“Growing older sure is a pain / especially when your former self still remains / I can scream, I can yell / I can be such a jerk, I know you can tell” Gonzalez howls on standout “I Am a Telescope” while encapsulating a great deal of the album’s sentiment. It becomes immediately clear that Gonzalez is grappling with the aftermath of a crumbled relationship while simultaneously confronting the quarter-life, deciding to combat these inner tensions by blasting emotions outward for whoever will listen by, more often than not, ricocheting blame on all those around him before once again retreating into a state of self-loathing. We’ll launch from a despicable lyric like, “When did you start living your life as a cunt?” into “I’m a complainer! / You know that I’ve had my fun / I spoke to you about the things I’ve done”. There’s a total lack of stability, and frequently, likeability, that captures the blind selfishness associated with adjusting to adulthood. Hell, the album even opens with the line “an adult, some freedom / what does this mean?” It’s un-self-righteous, but an altogether ugly and vulnerable display, one Gonzalez seems to get away with through a striking pop sensibility.

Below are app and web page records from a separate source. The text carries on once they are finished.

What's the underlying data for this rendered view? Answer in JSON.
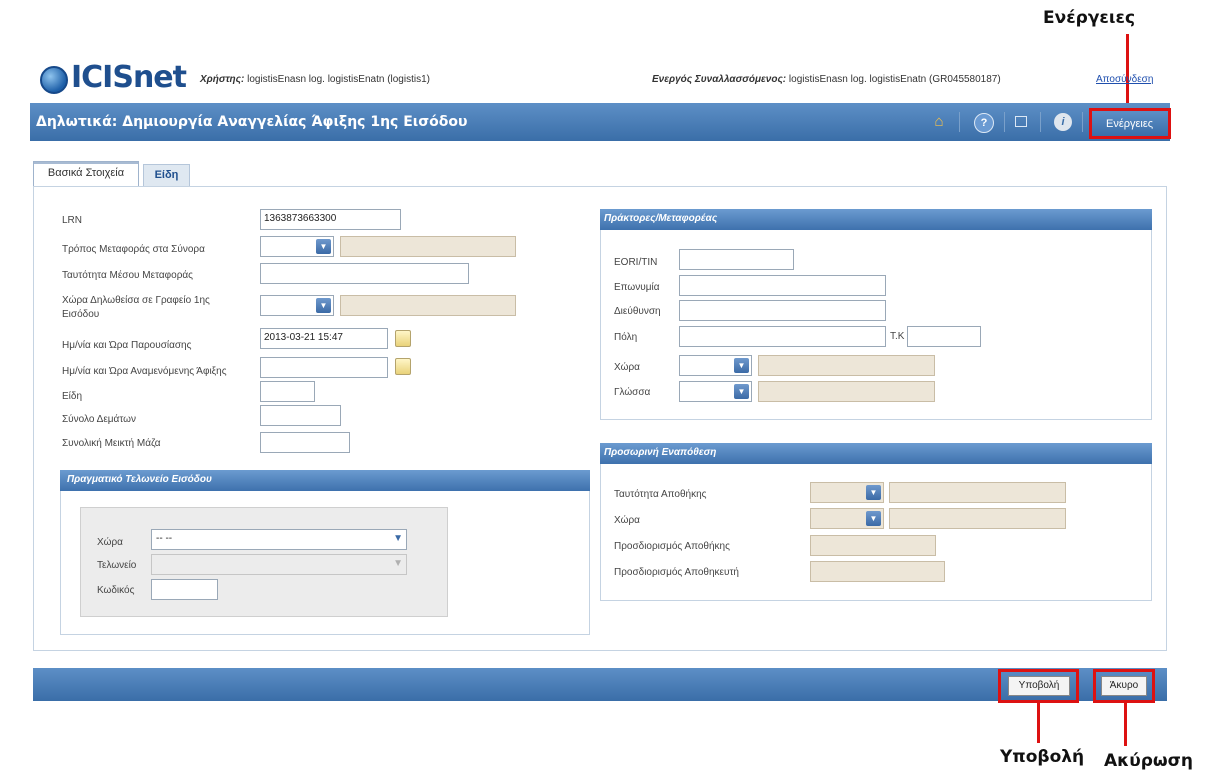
{
  "callouts": {
    "actions": "Ενέργειες",
    "submit": "Υποβολή",
    "cancel": "Ακύρωση"
  },
  "header": {
    "logo": "ICISnet",
    "user_label": "Χρήστης:",
    "user_value": "logistisEnasn log. logistisEnatn (logistis1)",
    "trader_label": "Ενεργός Συναλλασσόμενος:",
    "trader_value": "logistisEnasn log. logistisEnatn (GR045580187)",
    "logout": "Αποσύνδεση"
  },
  "titlebar": {
    "title": "Δηλωτικά: Δημιουργία Αναγγελίας Άφιξης 1ης Εισόδου",
    "icons": [
      "home-icon",
      "help-icon",
      "window-icon",
      "info-icon"
    ],
    "actions_button": "Ενέργειες"
  },
  "tabs": [
    {
      "label": "Βασικά Στοιχεία",
      "active": true
    },
    {
      "label": "Είδη",
      "active": false
    }
  ],
  "basic": {
    "lrn_label": "LRN",
    "lrn_value": "1363873663300",
    "transport_mode_label": "Τρόπος Μεταφοράς στα Σύνορα",
    "transport_id_label": "Ταυτότητα Μέσου Μεταφοράς",
    "country_office_label": "Χώρα Δηλωθείσα σε Γραφείο 1ης Εισόδου",
    "presentation_label": "Ημ/νία και Ώρα Παρουσίασης",
    "presentation_value": "2013-03-21 15:47",
    "expected_arrival_label": "Ημ/νία και Ώρα Αναμενόμενης Άφιξης",
    "items_label": "Είδη",
    "packages_label": "Σύνολο Δεμάτων",
    "gross_mass_label": "Συνολική Μεικτή Μάζα"
  },
  "actual_office": {
    "header": "Πραγματικό Τελωνείο Εισόδου",
    "country_label": "Χώρα",
    "country_value": "-- --",
    "office_label": "Τελωνείο",
    "code_label": "Κωδικός"
  },
  "agents": {
    "header": "Πράκτορες/Μεταφορέας",
    "eori_label": "EORI/TIN",
    "name_label": "Επωνυμία",
    "address_label": "Διεύθυνση",
    "city_label": "Πόλη",
    "postcode_label": "Τ.Κ",
    "country_label": "Χώρα",
    "language_label": "Γλώσσα"
  },
  "temp_storage": {
    "header": "Προσωρινή Εναπόθεση",
    "warehouse_id_label": "Ταυτότητα Αποθήκης",
    "country_label": "Χώρα",
    "warehouse_spec_label": "Προσδιορισμός Αποθήκης",
    "keeper_spec_label": "Προσδιορισμός Αποθηκευτή"
  },
  "footer": {
    "submit_button": "Υποβολή",
    "cancel_button": "Άκυρο"
  },
  "colors": {
    "brand_blue": "#3a6ea8",
    "highlight_red": "#d11111",
    "readonly_fill": "#ede6d8"
  }
}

Excellent Musician is an album rich with ideas. Tracks are frequently underscored by a brass section, a drunken synth warble, and/or a bouncing bass line that all wind up characterizing the musician as some weirdo lounge singer on LSD bursting with rage or emotion or whatever feels particularly important at the time. Who handed this guy the microphone? Is he going to be okay? There’s a sense of unease and worry only aided by the fact that a new earworm is introduced minute by minute. One of the most striking elements at play is Gonzalez’ seeming obsession with the potential for massive contrast between a verse and chorus, encouraging the expectation that the next layer to any given song is just around the corner. For example, “Piece of Mind” wanders through multiple tonal shifts and may be difficult to digest fully on first listen, but after giving the track a few replays, the truly remarkable structure it’s built around begins to reveal itself. While Gonzalez’ vocals punch with a post-punk fervor, the compositional complexity here recalls something very different: The Beatles. Blasphemy! No, not really. Check the outro to so-good-I-can’t-believe-it’s-not-on-the-LP B-side “Come Through and See Me” and tell me it doesn’t trigger the same sort of catharsis as any number of Paul-penned walls of auditory liquid gold.

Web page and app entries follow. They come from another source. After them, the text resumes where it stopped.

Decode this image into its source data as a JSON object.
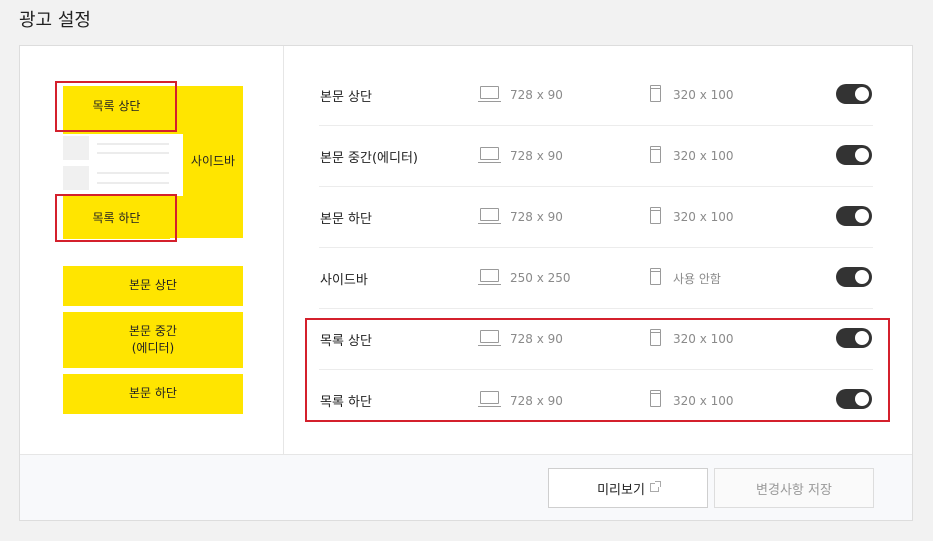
{
  "page": {
    "title": "광고 설정"
  },
  "diagram": {
    "list_top": "목록 상단",
    "list_bottom": "목록 하단",
    "sidebar": "사이드바",
    "body_top": "본문 상단",
    "body_middle": "본문 중간\n(에디터)",
    "body_bottom": "본문 하단"
  },
  "settings": {
    "rows": [
      {
        "label": "본문 상단",
        "pc_size": "728 x 90",
        "mobile_size": "320 x 100",
        "enabled": true
      },
      {
        "label": "본문 중간(에디터)",
        "pc_size": "728 x 90",
        "mobile_size": "320 x 100",
        "enabled": true
      },
      {
        "label": "본문 하단",
        "pc_size": "728 x 90",
        "mobile_size": "320 x 100",
        "enabled": true
      },
      {
        "label": "사이드바",
        "pc_size": "250 x 250",
        "mobile_size": "사용 안함",
        "enabled": true
      },
      {
        "label": "목록 상단",
        "pc_size": "728 x 90",
        "mobile_size": "320 x 100",
        "enabled": true
      },
      {
        "label": "목록 하단",
        "pc_size": "728 x 90",
        "mobile_size": "320 x 100",
        "enabled": true
      }
    ]
  },
  "footer": {
    "preview_label": "미리보기",
    "save_label": "변경사항 저장"
  },
  "colors": {
    "ad_yellow": "#ffe500",
    "highlight_red": "#d4202c",
    "toggle_on": "#333333"
  },
  "icons": {
    "pc": "monitor-icon",
    "mobile": "mobile-phone-icon",
    "external": "external-link-icon"
  }
}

All these contrasting elements (the shouted vocals, the biting and chaotic lyrics, the smooth jazz instrumentation, the nauseating synth lines) give Excellent Musician an awkward plasticity – a notably clean outer shell protecting a complicated inner sentiment. This is Gonzalez’ way of forcing you to stare at this simultaneously perfect-yet-deeply-flawed caricature he’s developed of himself. If you don’t think too hard about it, it won’t be weird. So come up and touch it. Take your picture. Play pretend. Schandefreude. It’s all built for your fun.